Everyone says it is the crisis! The expression “reproducibility crisis” in French has its Wikipedia article since the end of 2016 and the equivalent in English ( reproducibility crisis or replication crisis ) since the beginning of 2015. A quick search for the term reproducibility crisis in Google trends shows that this expression has become popular since the first half of the 2010s.
The journal Nature has made it one of its recurring editorial subjects in recent years. In particular, a survey in the form of a questionnaire of several hundred scientists from all fields was published in 2016 and has since been taken up by all the articles evoking the subject: yes, according to the majority of the scientists questioned, there is an inability to reproduce scientific experiments published, and yes, they say it is a crisis, implying not only that the matter is serious, but also that it is new.
Here is a crisis of which the scientific institution, in search of legitimacy near the political authorities (in climate sciences) or administrative (for clinical trials) or quite simply of the general public (is glyphosate toxic, yes or no?), would be fine.
What is reproducibility?
Although reproducibility is often considered in principle to be the least of things in science (if not what confidence in scientific results?), In practice, it is quite different.

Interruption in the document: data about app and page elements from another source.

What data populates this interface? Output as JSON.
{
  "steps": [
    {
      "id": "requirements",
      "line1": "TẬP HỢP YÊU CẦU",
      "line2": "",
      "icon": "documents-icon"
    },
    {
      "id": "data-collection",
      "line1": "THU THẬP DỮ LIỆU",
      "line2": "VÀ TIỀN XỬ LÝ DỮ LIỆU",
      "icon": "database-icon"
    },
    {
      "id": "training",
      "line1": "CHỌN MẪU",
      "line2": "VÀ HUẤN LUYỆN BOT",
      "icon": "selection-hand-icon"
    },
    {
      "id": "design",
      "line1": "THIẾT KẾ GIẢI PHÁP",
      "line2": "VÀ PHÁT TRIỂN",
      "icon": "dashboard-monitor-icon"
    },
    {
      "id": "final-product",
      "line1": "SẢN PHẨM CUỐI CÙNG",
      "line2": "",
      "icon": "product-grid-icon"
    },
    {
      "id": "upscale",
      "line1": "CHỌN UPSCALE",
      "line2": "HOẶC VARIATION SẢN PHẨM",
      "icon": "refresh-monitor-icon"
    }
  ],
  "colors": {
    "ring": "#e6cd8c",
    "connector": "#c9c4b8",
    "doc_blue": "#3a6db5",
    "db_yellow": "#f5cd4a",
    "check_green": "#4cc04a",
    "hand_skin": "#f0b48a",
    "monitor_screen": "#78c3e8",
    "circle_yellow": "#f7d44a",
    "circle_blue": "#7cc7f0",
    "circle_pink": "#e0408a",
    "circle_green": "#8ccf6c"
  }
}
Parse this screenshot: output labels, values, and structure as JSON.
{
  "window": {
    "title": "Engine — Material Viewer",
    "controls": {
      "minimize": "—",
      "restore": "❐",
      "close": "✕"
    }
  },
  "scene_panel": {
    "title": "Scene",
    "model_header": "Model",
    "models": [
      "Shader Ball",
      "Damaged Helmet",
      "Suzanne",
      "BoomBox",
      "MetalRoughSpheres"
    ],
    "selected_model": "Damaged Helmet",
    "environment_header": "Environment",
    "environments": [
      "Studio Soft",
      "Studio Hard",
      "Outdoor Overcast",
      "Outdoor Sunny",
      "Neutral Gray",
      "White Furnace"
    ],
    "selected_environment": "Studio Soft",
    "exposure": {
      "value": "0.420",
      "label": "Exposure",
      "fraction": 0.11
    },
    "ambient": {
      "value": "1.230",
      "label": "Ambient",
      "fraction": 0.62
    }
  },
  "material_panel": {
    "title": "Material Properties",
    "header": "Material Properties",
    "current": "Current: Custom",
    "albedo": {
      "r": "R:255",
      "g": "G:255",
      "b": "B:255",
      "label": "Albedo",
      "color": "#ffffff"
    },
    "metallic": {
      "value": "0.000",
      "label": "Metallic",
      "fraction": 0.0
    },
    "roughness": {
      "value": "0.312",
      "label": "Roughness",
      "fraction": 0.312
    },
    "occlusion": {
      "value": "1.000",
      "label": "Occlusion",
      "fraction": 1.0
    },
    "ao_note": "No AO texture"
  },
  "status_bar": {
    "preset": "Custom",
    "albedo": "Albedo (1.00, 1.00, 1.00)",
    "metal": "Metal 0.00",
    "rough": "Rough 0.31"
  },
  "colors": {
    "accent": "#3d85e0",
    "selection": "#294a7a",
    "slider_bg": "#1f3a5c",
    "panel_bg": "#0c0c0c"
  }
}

From the history of science, reproducibility is a complex question: the diversity of terms ( verification, replicability, repeatability, checking, robustness, etc.) and their polysemy characterize it. Reproducibility by whom (yourself, a colleague, a competitor, a proofreader, a verification body)? For what (to validate, to contradict, to interpret)? How (same instrumentation, same protocol, the same conclusion by other means)? And besides, what exactly should be the same (the same measures, similar patterns, compatible conclusions from different results)? And when do we need to be the same (to demonstrate, to invalidate or contradict, to generalize)?
In general, the literature in the history of science shows that if reproducibility leads to more reliability in science, this is one of the means among others, not always sufficient, not necessary.
Diversity of sciences
Reproducibility is also experienced in different ways depending on the scientific field. The questions of reproducibility do not arise in the same way depending on the experimental situations: do we seek to detect the signal of gravitational waves in the noise of vibrations of a few millimeters in amplitude on metal arms several kilometers long? Are we trying to make mouse populations as significant as possible, but do they follow the same diet as in the animal facility of another laboratory? The science philosopher Sabina Leonelli offers several categories of scientific activities for which reproducibility does not necessarily have the same meaning or equal importance.
For example, certain fields work on rare or perishable objects of study. What is the meaning of reproducibility in archeology where the activity consists of finding something new at each excavation? How to define the reproducibility in certain astronomical observations of infrequent events? Reproducibility is, therefore, multifaceted and context-dependent, but it is also different depending on the scientific field. Different on how it is perceived and implemented but also different on its importance as a scientific standard.
In anthropology, for example, one of the epistemic principles at the basis of its reliability is reflexivity rather than reproducibility: the questioning of the relationship between the researcher and his object of study to allow a relevant analysis of his research conditions and results. This is, moreover, an epistemic principle from which many sciences could draw inspiration (where they are content with a sometimes unconvincing declaration of absence of conflicts of interest).
Why the crisis?
And yet, the crisis, it installed almost simultaneously in a wide variety of scientific fields despite this diversity.
On the one hand, there is a link or at least a concomitance with the movement of open access (open access). The oligopolies of scientific publishers tend to make scientific literature inaccessible to ordinary people (even ordinary researchers): one of the workhorses of open access is the demand for more transparency in science. By extension, the open science movement(open science) requires that scientific experiments can be reproducible, within the framework of this transparency. Reproducibility is claimed as the absolute standard, the standard that allows confidence in scientific activity, confidence on the part of the research community themselves but also for scientific funding institutions, and citizens. The link between publication, transparency and reproducibility is particularly significant in the criticism of peer review, which accompanies the open access movement.
However, the analysis we have just made of the diversity of scientific fields implies that the requirement of reproducibility (as a means of obtaining reliability) poses a problem for the vitality of many scientific fields for which this requirement can be without an object, even counterproductive. This is not to deny that the best possible research practices are desirable.
In the computational domain, for example, a domain present in many sciences, the interdependence of computer libraries is a puzzle for the reproducibility of computer programs, which is the object of more and more attention. But the reference to the requirement of reproducibility as if it were a universal value applicable everywhere, in the same way, is more of moral panic than a reflection on the sciences in their diversity.